Joseph Hayton is a sculptor who moved into one of the workshops five years ago.

“I’m lucky to be working somewhere where I’m surrounded by craftspeople, many of whom have been working for 30 years, who can offer advice, and a big benefit is that it’s open to the public. We speak to hundreds of people who are here exploring Pateley Bridge every year and we get returning customers.

“It’s a beautiful place to work, overlooking rolling green hills.”

Joseph was working on a boundary marker for the Nidderdale Area of Outstanding Natural Beauty when I paid him a visit but he is also working on a project for the Upper Nidderdale Landscape Partnership to create a body of work that reflects the area’s geological heritage, drawing on locally sourced crinoidal limestone - also known as Nidderdale marble - to create figures of the monks of nearby Fountains Abbey that will help tell the tale of the dissolution of the monasteries.

King Street is also the creative home of the UK’s 2015 bestselling artist, Alister Colley, at Zeitgeist Fine Art. The children’s illustrator turned painter was also appointed as the official artist of Yorkshire Grand Depart of the 2014 Tour de France.

He says the Yorkshire Dales has inspired his artwork more than anything else.
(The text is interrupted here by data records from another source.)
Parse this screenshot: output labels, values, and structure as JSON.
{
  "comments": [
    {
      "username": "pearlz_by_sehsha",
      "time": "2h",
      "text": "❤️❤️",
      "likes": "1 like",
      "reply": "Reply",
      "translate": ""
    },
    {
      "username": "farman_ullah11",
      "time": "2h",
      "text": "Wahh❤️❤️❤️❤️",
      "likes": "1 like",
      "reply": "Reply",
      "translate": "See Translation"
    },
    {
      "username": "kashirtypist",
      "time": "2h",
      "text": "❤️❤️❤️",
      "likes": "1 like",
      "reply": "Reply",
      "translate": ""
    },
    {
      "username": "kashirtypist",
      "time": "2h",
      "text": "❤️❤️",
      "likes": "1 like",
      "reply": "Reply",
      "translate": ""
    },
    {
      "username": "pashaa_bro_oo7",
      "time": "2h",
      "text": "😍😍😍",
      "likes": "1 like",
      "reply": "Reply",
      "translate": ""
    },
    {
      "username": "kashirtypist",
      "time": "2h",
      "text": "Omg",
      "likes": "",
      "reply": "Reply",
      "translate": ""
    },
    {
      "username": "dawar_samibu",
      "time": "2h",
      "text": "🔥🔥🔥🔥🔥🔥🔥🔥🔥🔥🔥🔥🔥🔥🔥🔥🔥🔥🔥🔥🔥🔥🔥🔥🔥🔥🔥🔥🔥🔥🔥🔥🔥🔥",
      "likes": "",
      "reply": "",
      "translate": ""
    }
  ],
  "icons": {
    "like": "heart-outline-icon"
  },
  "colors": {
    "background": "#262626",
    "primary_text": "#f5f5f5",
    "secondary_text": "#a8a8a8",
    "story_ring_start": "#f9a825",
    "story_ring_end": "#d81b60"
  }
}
“This place is well suited to me because you go five minutes down the road and you’re in the Dales, where it feels perfectly isolated,” Alister said.

Neighbouring the studios is the Nidderdale Museum. Set in a former workhouse, it tells the stories of local people and rural life through the years.

And the success of King Street Workshops is another chapter to add to the story of Pateley Bridge at a time when its reputation is enjoying a real boon. After scooping the Best Village Award in last year’s Great British High Street Competition, it was recently named as one of the best places to live in the country by The Sunday Times.


The open weekend to mark the 25th anniversary of King Street Workshops will be held on July 8-9.

Former town mayor and local councillor Stanley Lumley is due to unveil a commemorative stone on the Saturday.

Also on the first day, Fiona Mazza, a ceramic artist at King Street will be firing up a kiln to demonstrate her craft.

Sculptor Joseph Hayton’s ‘Dissolution’ exhibition opens.

For more details about the artists and craftspeople based at King Street, visit